**Assignment**
How many lines of the records hold the string "glMatrixMode"? Reply with the number alone.

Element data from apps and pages
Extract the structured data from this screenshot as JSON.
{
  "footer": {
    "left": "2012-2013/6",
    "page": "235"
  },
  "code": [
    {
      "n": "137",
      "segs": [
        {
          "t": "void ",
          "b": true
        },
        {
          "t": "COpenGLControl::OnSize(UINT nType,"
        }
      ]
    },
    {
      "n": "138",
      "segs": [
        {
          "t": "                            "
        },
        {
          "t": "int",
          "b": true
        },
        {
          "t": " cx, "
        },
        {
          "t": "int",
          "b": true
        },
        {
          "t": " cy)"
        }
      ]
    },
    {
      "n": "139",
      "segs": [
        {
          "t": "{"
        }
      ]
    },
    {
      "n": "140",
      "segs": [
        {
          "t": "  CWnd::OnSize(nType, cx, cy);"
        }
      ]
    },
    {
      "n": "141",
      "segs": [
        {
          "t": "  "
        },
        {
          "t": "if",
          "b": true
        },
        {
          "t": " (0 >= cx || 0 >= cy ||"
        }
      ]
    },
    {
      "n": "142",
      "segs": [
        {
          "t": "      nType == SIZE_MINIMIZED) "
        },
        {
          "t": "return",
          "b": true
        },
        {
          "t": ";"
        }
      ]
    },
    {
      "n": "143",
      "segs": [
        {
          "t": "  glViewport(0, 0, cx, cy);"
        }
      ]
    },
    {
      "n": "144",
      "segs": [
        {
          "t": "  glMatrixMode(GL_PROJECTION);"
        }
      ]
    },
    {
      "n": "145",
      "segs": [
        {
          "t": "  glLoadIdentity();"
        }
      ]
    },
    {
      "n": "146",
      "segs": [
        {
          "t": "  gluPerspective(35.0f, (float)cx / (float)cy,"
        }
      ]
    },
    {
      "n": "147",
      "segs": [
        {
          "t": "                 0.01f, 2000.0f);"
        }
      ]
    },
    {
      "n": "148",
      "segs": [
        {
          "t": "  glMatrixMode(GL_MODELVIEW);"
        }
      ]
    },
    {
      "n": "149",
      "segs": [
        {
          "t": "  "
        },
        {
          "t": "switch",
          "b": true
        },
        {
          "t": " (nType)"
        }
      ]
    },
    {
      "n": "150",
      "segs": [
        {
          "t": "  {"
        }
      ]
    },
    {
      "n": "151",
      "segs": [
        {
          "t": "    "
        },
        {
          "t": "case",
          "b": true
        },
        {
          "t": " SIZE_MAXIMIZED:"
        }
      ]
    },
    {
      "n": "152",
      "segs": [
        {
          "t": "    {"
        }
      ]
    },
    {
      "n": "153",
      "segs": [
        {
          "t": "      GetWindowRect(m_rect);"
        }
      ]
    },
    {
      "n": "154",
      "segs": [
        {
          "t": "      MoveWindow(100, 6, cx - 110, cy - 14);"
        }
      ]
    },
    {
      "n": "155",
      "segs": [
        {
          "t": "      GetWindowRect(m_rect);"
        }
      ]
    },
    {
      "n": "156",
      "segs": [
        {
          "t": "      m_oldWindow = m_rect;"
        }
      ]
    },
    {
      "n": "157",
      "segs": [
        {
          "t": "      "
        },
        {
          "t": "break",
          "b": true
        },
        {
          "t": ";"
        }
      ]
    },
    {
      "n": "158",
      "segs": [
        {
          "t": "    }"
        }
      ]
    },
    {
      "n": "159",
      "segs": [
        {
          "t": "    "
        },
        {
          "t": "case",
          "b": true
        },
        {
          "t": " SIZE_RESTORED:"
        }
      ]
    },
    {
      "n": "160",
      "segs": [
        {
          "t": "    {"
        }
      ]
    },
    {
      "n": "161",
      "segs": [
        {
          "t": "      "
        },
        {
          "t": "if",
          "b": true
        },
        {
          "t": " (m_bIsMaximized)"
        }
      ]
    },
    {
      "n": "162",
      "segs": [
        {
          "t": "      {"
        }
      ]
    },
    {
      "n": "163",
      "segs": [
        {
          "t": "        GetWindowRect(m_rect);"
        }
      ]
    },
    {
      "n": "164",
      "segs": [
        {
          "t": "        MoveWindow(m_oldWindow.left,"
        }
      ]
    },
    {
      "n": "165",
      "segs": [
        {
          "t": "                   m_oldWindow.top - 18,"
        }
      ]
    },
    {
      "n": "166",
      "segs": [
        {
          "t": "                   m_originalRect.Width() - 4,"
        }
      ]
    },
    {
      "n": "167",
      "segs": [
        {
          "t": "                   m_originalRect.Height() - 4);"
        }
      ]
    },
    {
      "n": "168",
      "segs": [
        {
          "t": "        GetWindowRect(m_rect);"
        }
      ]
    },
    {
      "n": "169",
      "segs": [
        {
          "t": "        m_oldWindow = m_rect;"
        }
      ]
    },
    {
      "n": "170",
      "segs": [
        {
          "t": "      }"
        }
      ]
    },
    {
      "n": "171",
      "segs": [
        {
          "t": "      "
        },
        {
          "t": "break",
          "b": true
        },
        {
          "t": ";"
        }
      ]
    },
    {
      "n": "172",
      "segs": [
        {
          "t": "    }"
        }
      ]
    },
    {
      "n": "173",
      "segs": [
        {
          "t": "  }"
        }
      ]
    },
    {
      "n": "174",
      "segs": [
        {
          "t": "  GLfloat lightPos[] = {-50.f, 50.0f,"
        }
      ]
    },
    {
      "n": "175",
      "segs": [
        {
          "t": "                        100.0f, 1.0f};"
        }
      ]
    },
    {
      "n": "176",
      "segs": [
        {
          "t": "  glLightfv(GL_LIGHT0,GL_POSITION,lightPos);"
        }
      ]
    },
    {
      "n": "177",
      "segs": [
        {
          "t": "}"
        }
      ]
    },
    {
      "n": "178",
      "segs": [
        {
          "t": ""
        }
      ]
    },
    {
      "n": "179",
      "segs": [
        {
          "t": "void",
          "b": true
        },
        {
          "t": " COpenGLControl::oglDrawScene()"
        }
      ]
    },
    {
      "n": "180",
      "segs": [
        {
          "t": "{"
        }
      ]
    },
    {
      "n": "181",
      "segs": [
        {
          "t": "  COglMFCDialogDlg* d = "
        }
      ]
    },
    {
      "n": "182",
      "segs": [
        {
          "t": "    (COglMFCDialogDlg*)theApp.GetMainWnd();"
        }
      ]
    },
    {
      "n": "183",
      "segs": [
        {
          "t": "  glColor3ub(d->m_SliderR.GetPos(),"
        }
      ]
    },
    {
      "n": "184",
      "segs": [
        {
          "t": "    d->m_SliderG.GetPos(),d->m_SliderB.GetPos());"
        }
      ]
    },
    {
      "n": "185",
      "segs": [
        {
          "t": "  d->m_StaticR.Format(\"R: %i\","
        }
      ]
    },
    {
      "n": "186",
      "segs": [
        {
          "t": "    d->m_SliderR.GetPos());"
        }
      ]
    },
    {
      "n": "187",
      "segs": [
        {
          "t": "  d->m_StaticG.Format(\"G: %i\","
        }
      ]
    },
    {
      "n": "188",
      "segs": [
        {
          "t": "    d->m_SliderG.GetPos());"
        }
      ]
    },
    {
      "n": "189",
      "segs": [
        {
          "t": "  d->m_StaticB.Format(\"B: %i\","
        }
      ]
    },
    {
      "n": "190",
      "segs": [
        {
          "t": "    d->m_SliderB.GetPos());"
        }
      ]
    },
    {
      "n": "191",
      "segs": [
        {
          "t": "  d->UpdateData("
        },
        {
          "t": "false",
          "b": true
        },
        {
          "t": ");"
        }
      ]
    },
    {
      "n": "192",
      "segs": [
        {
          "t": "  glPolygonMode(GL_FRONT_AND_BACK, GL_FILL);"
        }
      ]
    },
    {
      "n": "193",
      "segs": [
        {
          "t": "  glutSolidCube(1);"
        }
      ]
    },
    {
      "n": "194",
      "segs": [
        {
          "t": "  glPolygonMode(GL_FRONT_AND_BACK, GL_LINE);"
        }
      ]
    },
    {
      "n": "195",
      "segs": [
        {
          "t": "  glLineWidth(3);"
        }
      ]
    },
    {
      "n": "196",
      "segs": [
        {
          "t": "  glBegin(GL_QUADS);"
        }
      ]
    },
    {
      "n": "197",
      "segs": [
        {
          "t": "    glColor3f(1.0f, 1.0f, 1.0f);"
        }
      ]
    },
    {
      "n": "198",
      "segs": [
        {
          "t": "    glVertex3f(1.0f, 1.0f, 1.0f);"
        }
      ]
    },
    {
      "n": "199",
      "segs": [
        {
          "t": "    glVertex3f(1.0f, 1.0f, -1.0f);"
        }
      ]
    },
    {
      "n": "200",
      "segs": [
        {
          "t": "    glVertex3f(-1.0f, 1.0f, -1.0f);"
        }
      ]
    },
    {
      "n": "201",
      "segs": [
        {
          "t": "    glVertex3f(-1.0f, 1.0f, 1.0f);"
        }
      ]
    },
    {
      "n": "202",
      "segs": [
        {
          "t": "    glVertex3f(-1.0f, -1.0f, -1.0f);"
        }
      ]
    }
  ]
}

**Answer to this problem**
2